Reinert Center Fellowship
Reinert Center Fellows are vital to the ongoing work of the Center. Throughout the Center's history, faculty fellows have helped to shape and advance the Center's mission, expand its programs, services, and online resources, and build new partnerships toward establishing a culture of evidence-based teaching and learning at Saint Louis University. During the fellowship period, Reinert Center Fellows work on specific faculty development projects (that they propose), as described below.
To see the current Call for Proposals, click here.
The purpose of the Reinert Center Fellowships is to create mutually-beneficial partnerships between Center staff and SLU faculty, to foster collaboration among SLU faculty from across the University on topics related to teaching and learning, and to enhance/supplement existing Center programs and resources. Additionally, these fellowships provide an opportunity for SLU faculty to deepen their understanding of and involvement with the Reinert Center and for the Center to better understand the pedagogical needs and interests of SLU faculty.
SLU faculty members who have a full-time, permanent teaching appointment in any academic department of the University, and who have (or will have) completed a minimum of two years of teaching at SLU by the beginning of the Fellowship term are eligible to apply.
Fellowships generally occur over the course of a single academic year. Depending on the scope and nature of a given project, fellowships may be renewable for one additional year.
During the fellowship period, Reinert Center Fellows:
- Complete a faculty development project of their own design (focused on teaching and/or curriculum design) that has broad applicability for faculty across the University
- Work independently on their proposed faculty development projects, making consistent progress, collaborating with Reinert Center staff as needed, and communicating regularly with the Center's director
- Attend one Advisory Board meeting per semester to report on the status of their projects
- Agree to serve as a resource on their project topic for other instructors, including making the project public for other SLU faculty (e.g., a workshop, a facilitated conversation, an online resources, etc.)
- Write one blog post per semester for the Reinert Center blog (The Notebook), to share information with the wider SLU community on some aspect of their projects
- Complete their proposed projects by the end of the fellowship period
- Prepare a short reflection on their experience as faculty fellows, including expectations for how their projects might evolve, at the end of the fellowship period
Projects will focus on a specific topic related to pedagogical strategies, course design, and/or research on teaching and learning, and will result in a tangible faculty development opportunity for other SLU educators (from a range of disciplines). Projects should enhance the faculty fellows' knowledge and expertise on a particular teaching topic and should enhance/supplement Reinert Center programs and resources.
Examples of projects that might be appropriate for Reinert Center Fellows are as follows:
- Create an online resource or a set of research-based guides to help faculty identify specific strategies for advancing diversity and inclusion initiatives in their own courses.
- Develop a workshop series for the Reinert Center focused on teaching international students, perhaps in collaboration with other campus units.

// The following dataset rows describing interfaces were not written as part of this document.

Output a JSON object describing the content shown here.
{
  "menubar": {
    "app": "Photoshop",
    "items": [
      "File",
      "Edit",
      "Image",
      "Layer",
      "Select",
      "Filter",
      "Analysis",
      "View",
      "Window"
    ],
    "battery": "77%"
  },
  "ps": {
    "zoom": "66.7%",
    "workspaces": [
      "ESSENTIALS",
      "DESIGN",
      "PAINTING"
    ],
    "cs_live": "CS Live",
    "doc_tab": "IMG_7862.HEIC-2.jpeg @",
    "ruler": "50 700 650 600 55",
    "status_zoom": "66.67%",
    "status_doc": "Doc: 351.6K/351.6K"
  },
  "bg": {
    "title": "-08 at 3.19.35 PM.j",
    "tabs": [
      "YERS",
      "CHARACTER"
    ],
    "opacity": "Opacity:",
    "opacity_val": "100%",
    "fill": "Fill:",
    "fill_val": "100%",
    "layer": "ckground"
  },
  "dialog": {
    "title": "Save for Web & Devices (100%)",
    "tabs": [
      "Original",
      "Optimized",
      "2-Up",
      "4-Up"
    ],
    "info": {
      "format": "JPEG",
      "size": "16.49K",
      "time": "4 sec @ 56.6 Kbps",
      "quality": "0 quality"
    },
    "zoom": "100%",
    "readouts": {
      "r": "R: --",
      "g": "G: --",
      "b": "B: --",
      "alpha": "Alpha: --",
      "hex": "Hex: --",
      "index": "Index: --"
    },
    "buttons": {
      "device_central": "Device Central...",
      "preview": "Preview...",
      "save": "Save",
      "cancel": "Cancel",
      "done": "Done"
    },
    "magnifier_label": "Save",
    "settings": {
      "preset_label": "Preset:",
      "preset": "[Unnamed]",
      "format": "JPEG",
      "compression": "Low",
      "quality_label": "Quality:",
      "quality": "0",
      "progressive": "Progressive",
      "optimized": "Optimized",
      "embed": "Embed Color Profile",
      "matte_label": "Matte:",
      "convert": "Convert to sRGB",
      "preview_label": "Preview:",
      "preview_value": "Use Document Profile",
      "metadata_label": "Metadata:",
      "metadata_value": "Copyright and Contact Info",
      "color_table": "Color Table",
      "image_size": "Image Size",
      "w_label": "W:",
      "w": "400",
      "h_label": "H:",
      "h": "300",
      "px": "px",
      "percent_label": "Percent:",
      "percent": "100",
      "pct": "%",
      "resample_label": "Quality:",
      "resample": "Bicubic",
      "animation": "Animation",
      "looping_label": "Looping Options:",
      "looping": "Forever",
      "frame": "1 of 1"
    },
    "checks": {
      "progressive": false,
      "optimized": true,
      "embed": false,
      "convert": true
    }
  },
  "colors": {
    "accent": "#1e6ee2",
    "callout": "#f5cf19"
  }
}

- Develop a resource for the Reinert Center website that would help faculty design and teach graduate-level courses (including how they might differ from undergraduate courses).
- Create a Google site (or other web-based tool) that can serve as a resource and repository for faculty interested in integrating Ignatian pedagogy into their teaching more intentionally and sharing materials with other like-minded faculty.
- Develop a course re-design planning tool to help faculty to convert an existing lecture-based course to a more inquiry-based curriculum.
- Prepare a white paper (considering existing research) that summarizes the literature on flipped classroom strategies, looking in particular at what makes this choice effective for student learning; conduct a teaching workshop or series of brown bag conversations on teaching to share lessons learned.
- Identify strategies for effectively structuring team-based learning, with an emphasis on how best to assess and grade student collaborative work, and develop a teaching resource guide to disseminate this information to the larger SLU teaching community.
- Conduct a study on the outcomes of a particular teaching strategy and present the findings as a workshop or facilitated discussion.
Benefits to Faculty
Benefits of serving as a Reinert Center Fellow include:
- Professional development in an area of interest to the applicant focused on pedagogy, course design, and/or research on teaching and learning
- The opportunity to create resources and/or programs that enhance or supplement the Reinert Center's current offerings
- The opportunity to enhance pedagogical knowledge and skills among their colleagues in all disciplines
- The opportunity to work closely with Reinert Center staff to develop skills and expertise on a topic of their choice
- The potential for conference or other presentations (depending on the project)
- Recognition as a Reinert Center Fellow
- A stipend of $1,000 (to be disbursed at $500 per semester) to support development efforts and time commitment